Questions also revolve around implementation; should and office scan the check register

or should the financial info be makde available in raw, seachable data form? Redacting

confidential info prior to posting, which is required by law, also results in additional

costs. Again, I am absolutely for moving toward cost-effective online transparency and

I have been researching the technology to accomplish the task for over 3 years.

Q. Any final thoughts?

Jean and I chose to live here and raise our children here. I have served this community

for the last 25 years. I hope to be given the chance to continue to creatively work

with the commissioner's court and our constituents in keeping and enhancing our quality

of life.

Dwayne Griffin

Current job: Judge for eight years as Justice of the Peace of Somervell County, Precinct 2

Education:

Personal information: 47 years old,

Relevant work experience: Background in law enforcement and judicial, 21 years as a certified law enforcement officer in the state of Texas

Other experience and community service:

Q. What do you see as the three major issues facing the county in the 

short term and long term?

1. I believe that the most important issue is the expansion of Comanche Peak power plant. (Please see more in the following questions).

2. While visiting people in their homes, our hospital has been one of the most talked about issues. It is important that we continue to have a hospital here in our community. I have complete confidence in the hospital board as they continue to move forward in this difficult time.

3. Continuing the economic development of our community is vital. We must look to our local developers and builders to build more affordable housing for the workforce of over 5,000 workers that will come here for the expansion of Comanche Peak. We will also look to bring more industry to our industrial park. This expansion is not only vital for the present economy but will provide a better tax base for future years.

Q. What are the major points of your campaign platform?

Fairness, integrity and approachability. I pledge to always have an open door to anyone with concerns about our community. I also pledge to look to the future and the betterment of our community.

Q. What is your position on the proposed expansion of the Comanche Peak 

Nuclear Power Plant?

I was recently able to speak at the NRC meeting and voiced my opinion in favor of the new expansion. When the construction begins on this expansion, it will be the largest economic development project in the history of Texas. This project is expected to be worth $25 billion and will mean an inflow of about 5,000 workers in this area to complete the additional construction. When construction is complete, it is expected to bring approximately 125 additional permanent jobs to this area. This project will be vital to the economic stability of this area for the next 30 to 40 years.

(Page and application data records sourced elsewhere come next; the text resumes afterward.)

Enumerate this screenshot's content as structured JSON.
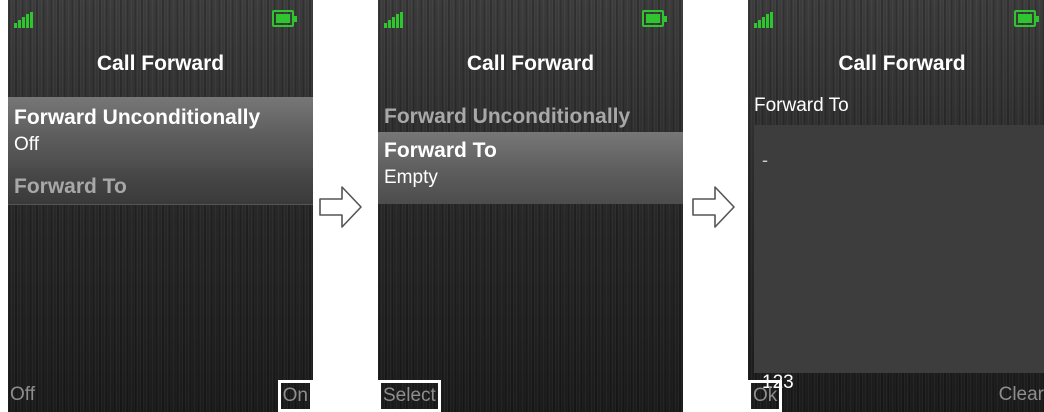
{
  "screens": [
    {
      "title": "Call Forward",
      "items": [
        {
          "name": "Forward Unconditionally",
          "value": "Off"
        },
        {
          "name": "Forward To"
        }
      ],
      "softkeys": {
        "left": "Off",
        "right": "On"
      }
    },
    {
      "title": "Call Forward",
      "items": [
        {
          "name": "Forward Unconditionally"
        },
        {
          "name": "Forward To",
          "value": "Empty"
        }
      ],
      "softkeys": {
        "left": "Select"
      }
    },
    {
      "title": "Call Forward",
      "field_label": "Forward To",
      "cursor": "-",
      "input_mode": "123",
      "softkeys": {
        "left": "Ok",
        "right": "Clear"
      }
    }
  ],
  "colors": {
    "indicator_green": "#2ec52e",
    "highlight_gray": "#6a6a6a"
  },
  "icons": [
    "signal-icon",
    "battery-icon",
    "arrow-right-icon"
  ]
}
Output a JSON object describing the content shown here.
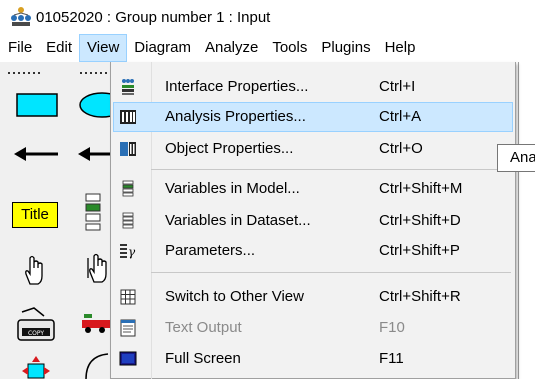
{
  "window": {
    "title": "01052020 : Group number 1 : Input"
  },
  "menubar": {
    "items": [
      {
        "label": "File"
      },
      {
        "label": "Edit"
      },
      {
        "label": "View",
        "active": true
      },
      {
        "label": "Diagram"
      },
      {
        "label": "Analyze"
      },
      {
        "label": "Tools"
      },
      {
        "label": "Plugins"
      },
      {
        "label": "Help"
      }
    ]
  },
  "toolbox": {
    "title_tool_label": "Title",
    "tools": [
      "dotted-line-icon",
      "rectangle-icon",
      "ellipse-icon",
      "single-arrow-icon",
      "double-arrow-icon",
      "title-icon",
      "variable-list-icon",
      "hand-icon",
      "multi-hand-icon",
      "copy-icon",
      "truck-icon",
      "move-icon",
      "shape-icon"
    ]
  },
  "view_menu": {
    "items": [
      {
        "label": "Interface Properties...",
        "shortcut": "Ctrl+I",
        "icon": "interface-properties-icon"
      },
      {
        "label": "Analysis Properties...",
        "shortcut": "Ctrl+A",
        "icon": "analysis-properties-icon",
        "highlighted": true
      },
      {
        "label": "Object Properties...",
        "shortcut": "Ctrl+O",
        "icon": "object-properties-icon"
      },
      {
        "label": "Variables in Model...",
        "shortcut": "Ctrl+Shift+M",
        "icon": "variables-model-icon"
      },
      {
        "label": "Variables in Dataset...",
        "shortcut": "Ctrl+Shift+D",
        "icon": "variables-dataset-icon"
      },
      {
        "label": "Parameters...",
        "shortcut": "Ctrl+Shift+P",
        "icon": "parameters-icon"
      },
      {
        "label": "Switch to Other View",
        "shortcut": "Ctrl+Shift+R",
        "icon": "switch-view-icon"
      },
      {
        "label": "Text Output",
        "shortcut": "F10",
        "icon": "text-output-icon",
        "disabled": true
      },
      {
        "label": "Full Screen",
        "shortcut": "F11",
        "icon": "full-screen-icon"
      }
    ]
  },
  "tooltip": {
    "text": "Ana"
  },
  "colors": {
    "highlight": "#cce8ff",
    "highlight_border": "#99d1ff",
    "toolbox_bg": "#f0f0f0",
    "menu_bg": "#f2f2f2"
  }
}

Q. How do you feel about the county's relationship with the city and 

what would you do to improve it?

I will support the city wherever possible. I hope to enter into inter-local agreements to assist one another in local projects for the betterment of our community. It is important for both sides to maintain an open line of communication even if they have different views on various projects. I would like to build a stronger rapport with the city leaders, being able to move ahead with respect for each others decisions.

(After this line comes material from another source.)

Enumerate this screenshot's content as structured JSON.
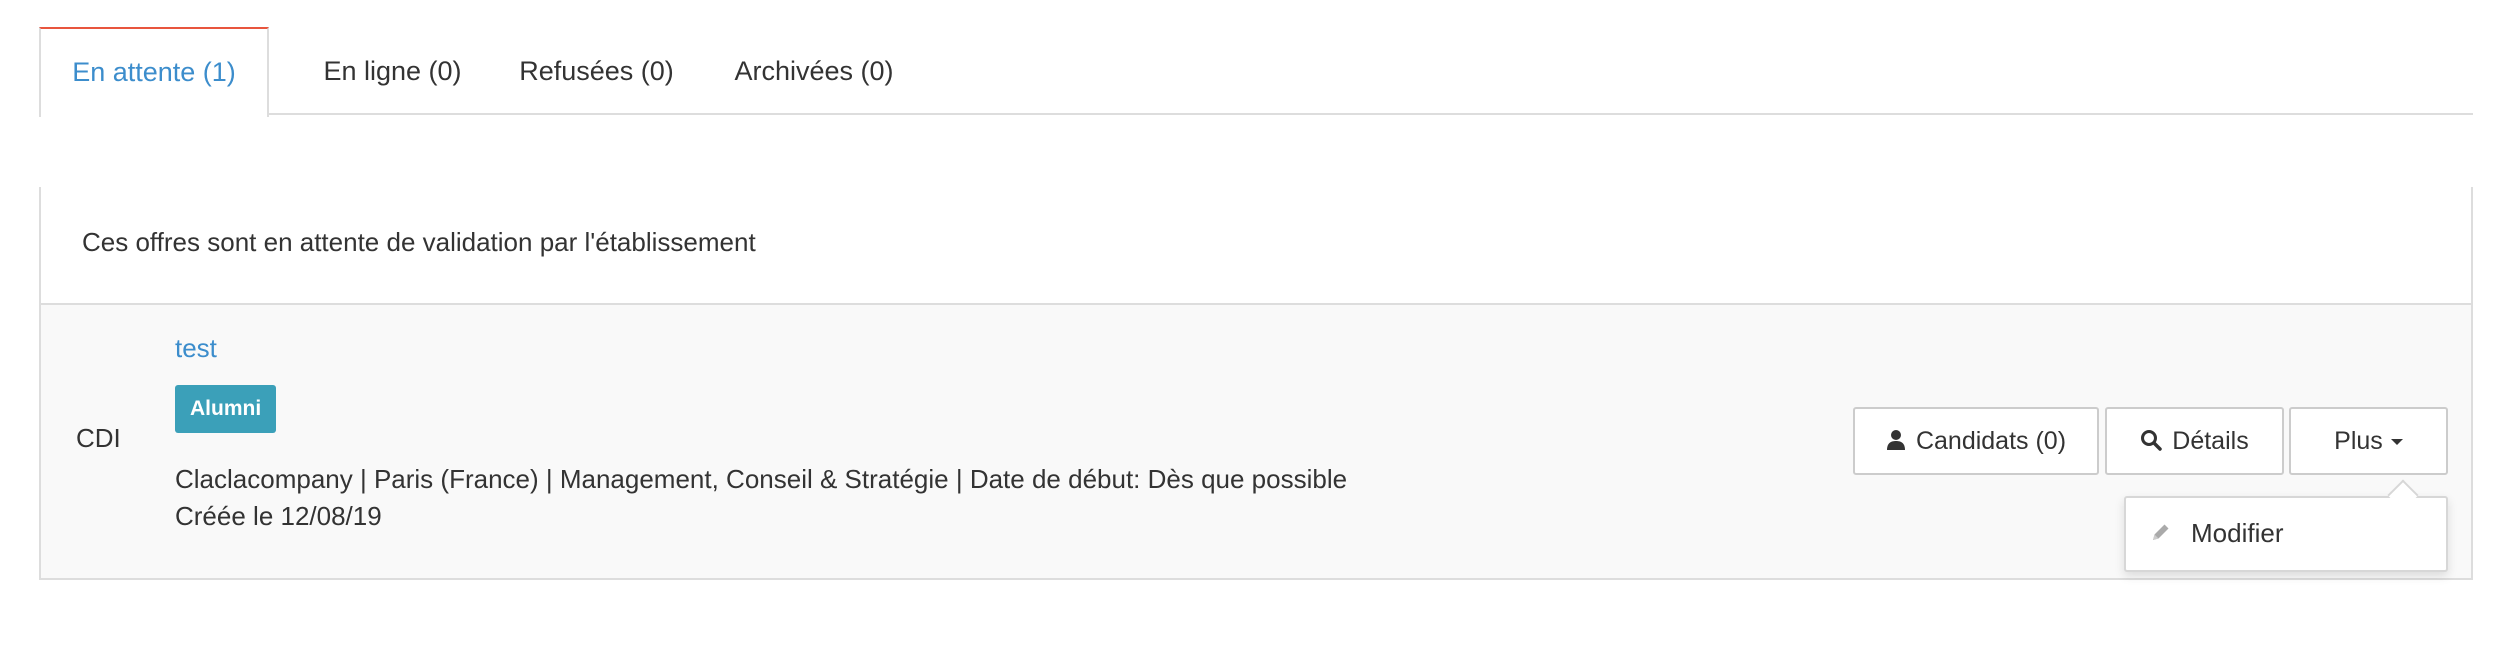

Q. Are there any new projects you feel the county should undertake 

during your term of office? Please describe them.

As stated above, I feel that economic development is the key. We need to work on filling the existing industrial park which will build a larger tax base for our community.

Q. What is your general philosophy about the county government's 

transparency, accountability and oversight on behalf of taxpayers?

Our county must move forward with technology and in doing so it must embrace transparency in government. I feel that all issues involving county spending should be able to be viewed by the citizens of this community. After all, the money being spent is yours. Commissioners Court meetings are open to the public and all citizens are encouraged to attend.

Q. Any final thoughts?

I am truly concerned about your opinion. Please contact me at dwayne@dwaynegriffinforjudge.com or on Facebook or at (254) 396-6385